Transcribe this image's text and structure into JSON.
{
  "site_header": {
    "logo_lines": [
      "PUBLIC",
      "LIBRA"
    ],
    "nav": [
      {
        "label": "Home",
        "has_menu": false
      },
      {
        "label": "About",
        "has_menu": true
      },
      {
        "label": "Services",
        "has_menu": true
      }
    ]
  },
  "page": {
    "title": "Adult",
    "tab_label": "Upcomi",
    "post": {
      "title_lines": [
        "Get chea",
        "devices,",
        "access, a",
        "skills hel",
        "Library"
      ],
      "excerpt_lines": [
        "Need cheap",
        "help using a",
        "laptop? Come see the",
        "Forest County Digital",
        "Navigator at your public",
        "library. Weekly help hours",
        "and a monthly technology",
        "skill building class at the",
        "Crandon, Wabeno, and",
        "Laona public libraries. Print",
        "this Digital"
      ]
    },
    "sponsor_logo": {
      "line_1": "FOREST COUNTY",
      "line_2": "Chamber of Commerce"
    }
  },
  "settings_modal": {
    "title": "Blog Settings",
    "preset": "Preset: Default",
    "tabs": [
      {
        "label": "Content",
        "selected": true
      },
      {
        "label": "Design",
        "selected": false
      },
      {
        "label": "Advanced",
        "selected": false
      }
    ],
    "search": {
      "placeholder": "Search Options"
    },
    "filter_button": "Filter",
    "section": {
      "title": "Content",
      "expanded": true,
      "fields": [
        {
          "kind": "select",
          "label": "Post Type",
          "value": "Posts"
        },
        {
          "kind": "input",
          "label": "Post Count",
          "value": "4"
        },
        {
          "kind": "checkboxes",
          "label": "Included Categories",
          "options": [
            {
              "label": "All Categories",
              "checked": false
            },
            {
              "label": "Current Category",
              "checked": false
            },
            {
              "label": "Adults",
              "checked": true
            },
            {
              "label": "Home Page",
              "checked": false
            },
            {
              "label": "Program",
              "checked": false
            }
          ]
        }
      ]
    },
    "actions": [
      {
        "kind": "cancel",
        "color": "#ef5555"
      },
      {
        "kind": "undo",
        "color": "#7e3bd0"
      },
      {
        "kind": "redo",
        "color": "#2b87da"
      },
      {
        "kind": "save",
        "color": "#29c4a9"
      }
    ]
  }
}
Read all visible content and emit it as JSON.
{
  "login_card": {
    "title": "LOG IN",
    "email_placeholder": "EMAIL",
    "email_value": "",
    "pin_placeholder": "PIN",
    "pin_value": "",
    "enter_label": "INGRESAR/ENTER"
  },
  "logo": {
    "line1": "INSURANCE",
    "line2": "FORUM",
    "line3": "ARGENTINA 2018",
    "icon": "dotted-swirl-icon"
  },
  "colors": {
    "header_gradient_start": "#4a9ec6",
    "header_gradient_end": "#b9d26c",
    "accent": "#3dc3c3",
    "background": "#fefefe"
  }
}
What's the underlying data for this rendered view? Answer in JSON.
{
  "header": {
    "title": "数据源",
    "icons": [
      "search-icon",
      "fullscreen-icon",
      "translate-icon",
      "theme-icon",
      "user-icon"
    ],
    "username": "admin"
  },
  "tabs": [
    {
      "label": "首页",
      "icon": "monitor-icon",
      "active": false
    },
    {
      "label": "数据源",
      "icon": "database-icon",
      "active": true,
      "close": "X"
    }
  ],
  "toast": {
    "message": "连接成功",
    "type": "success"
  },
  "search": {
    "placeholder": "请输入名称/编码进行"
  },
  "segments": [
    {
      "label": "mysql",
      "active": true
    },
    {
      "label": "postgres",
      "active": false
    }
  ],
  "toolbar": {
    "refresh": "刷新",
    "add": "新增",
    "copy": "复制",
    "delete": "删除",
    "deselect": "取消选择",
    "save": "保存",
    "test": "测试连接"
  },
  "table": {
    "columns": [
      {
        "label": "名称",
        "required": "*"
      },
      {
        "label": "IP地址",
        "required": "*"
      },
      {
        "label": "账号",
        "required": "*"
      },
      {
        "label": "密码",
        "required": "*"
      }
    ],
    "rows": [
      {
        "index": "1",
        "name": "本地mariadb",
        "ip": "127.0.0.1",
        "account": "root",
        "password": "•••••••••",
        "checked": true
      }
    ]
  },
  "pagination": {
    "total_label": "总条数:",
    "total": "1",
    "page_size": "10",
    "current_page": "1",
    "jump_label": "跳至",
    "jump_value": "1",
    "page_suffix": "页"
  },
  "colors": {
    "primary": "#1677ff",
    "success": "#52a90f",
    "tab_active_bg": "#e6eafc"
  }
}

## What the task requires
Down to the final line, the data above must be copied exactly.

## Output
Transcribe this image's text and structure into JSON.
{
  "site_header": {
    "logo_lines": [
      "PUBLIC",
      "LIBRA"
    ],
    "nav": [
      {
        "label": "Home",
        "has_menu": false
      },
      {
        "label": "About",
        "has_menu": true
      },
      {
        "label": "Services",
        "has_menu": true
      }
    ]
  },
  "page": {
    "title": "Adult",
    "tab_label": "Upcomi",
    "post": {
      "title_lines": [
        "Get chea",
        "devices,",
        "access, a",
        "skills hel",
        "Library"
      ],
      "excerpt_lines": [
        "Need cheap",
        "help using a",
        "laptop? Come see the",
        "Forest County Digital",
        "Navigator at your public",
        "library. Weekly help hours",
        "and a monthly technology",
        "skill building class at the",
        "Crandon, Wabeno, and",
        "Laona public libraries. Print",
        "this Digital"
      ]
    },
    "sponsor_logo": {
      "line_1": "FOREST COUNTY",
      "line_2": "Chamber of Commerce"
    }
  },
  "settings_modal": {
    "title": "Blog Settings",
    "preset": "Preset: Default",
    "tabs": [
      {
        "label": "Content",
        "selected": true
      },
      {
        "label": "Design",
        "selected": false
      },
      {
        "label": "Advanced",
        "selected": false
      }
    ],
    "search": {
      "placeholder": "Search Options"
    },
    "filter_button": "Filter",
    "section": {
      "title": "Content",
      "expanded": true,
      "fields": [
        {
          "kind": "select",
          "label": "Post Type",
          "value": "Posts"
        },
        {
          "kind": "input",
          "label": "Post Count",
          "value": "4"
        },
        {
          "kind": "checkboxes",
          "label": "Included Categories",
          "options": [
            {
              "label": "All Categories",
              "checked": false
            },
            {
              "label": "Current Category",
              "checked": false
            },
            {
              "label": "Adults",
              "checked": true
            },
            {
              "label": "Home Page",
              "checked": false
            },
            {
              "label": "Program",
              "checked": false
            }
          ]
        }
      ]
    },
    "actions": [
      {
        "kind": "cancel",
        "color": "#ef5555"
      },
      {
        "kind": "undo",
        "color": "#7e3bd0"
      },
      {
        "kind": "redo",
        "color": "#2b87da"
      },
      {
        "kind": "save",
        "color": "#29c4a9"
      }
    ]
  }
}
Read all visible content and emit it as JSON.
{
  "login_card": {
    "title": "LOG IN",
    "email_placeholder": "EMAIL",
    "email_value": "",
    "pin_placeholder": "PIN",
    "pin_value": "",
    "enter_label": "INGRESAR/ENTER"
  },
  "logo": {
    "line1": "INSURANCE",
    "line2": "FORUM",
    "line3": "ARGENTINA 2018",
    "icon": "dotted-swirl-icon"
  },
  "colors": {
    "header_gradient_start": "#4a9ec6",
    "header_gradient_end": "#b9d26c",
    "accent": "#3dc3c3",
    "background": "#fefefe"
  }
}
What's the underlying data for this rendered view? Answer in JSON.
{
  "header": {
    "title": "数据源",
    "icons": [
      "search-icon",
      "fullscreen-icon",
      "translate-icon",
      "theme-icon",
      "user-icon"
    ],
    "username": "admin"
  },
  "tabs": [
    {
      "label": "首页",
      "icon": "monitor-icon",
      "active": false
    },
    {
      "label": "数据源",
      "icon": "database-icon",
      "active": true,
      "close": "X"
    }
  ],
  "toast": {
    "message": "连接成功",
    "type": "success"
  },
  "search": {
    "placeholder": "请输入名称/编码进行"
  },
  "segments": [
    {
      "label": "mysql",
      "active": true
    },
    {
      "label": "postgres",
      "active": false
    }
  ],
  "toolbar": {
    "refresh": "刷新",
    "add": "新增",
    "copy": "复制",
    "delete": "删除",
    "deselect": "取消选择",
    "save": "保存",
    "test": "测试连接"
  },
  "table": {
    "columns": [
      {
        "label": "名称",
        "required": "*"
      },
      {
        "label": "IP地址",
        "required": "*"
      },
      {
        "label": "账号",
        "required": "*"
      },
      {
        "label": "密码",
        "required": "*"
      }
    ],
    "rows": [
      {
        "index": "1",
        "name": "本地mariadb",
        "ip": "127.0.0.1",
        "account": "root",
        "password": "•••••••••",
        "checked": true
      }
    ]
  },
  "pagination": {
    "total_label": "总条数:",
    "total": "1",
    "page_size": "10",
    "current_page": "1",
    "jump_label": "跳至",
    "jump_value": "1",
    "page_suffix": "页"
  },
  "colors": {
    "primary": "#1677ff",
    "success": "#52a90f",
    "tab_active_bg": "#e6eafc"
  }
}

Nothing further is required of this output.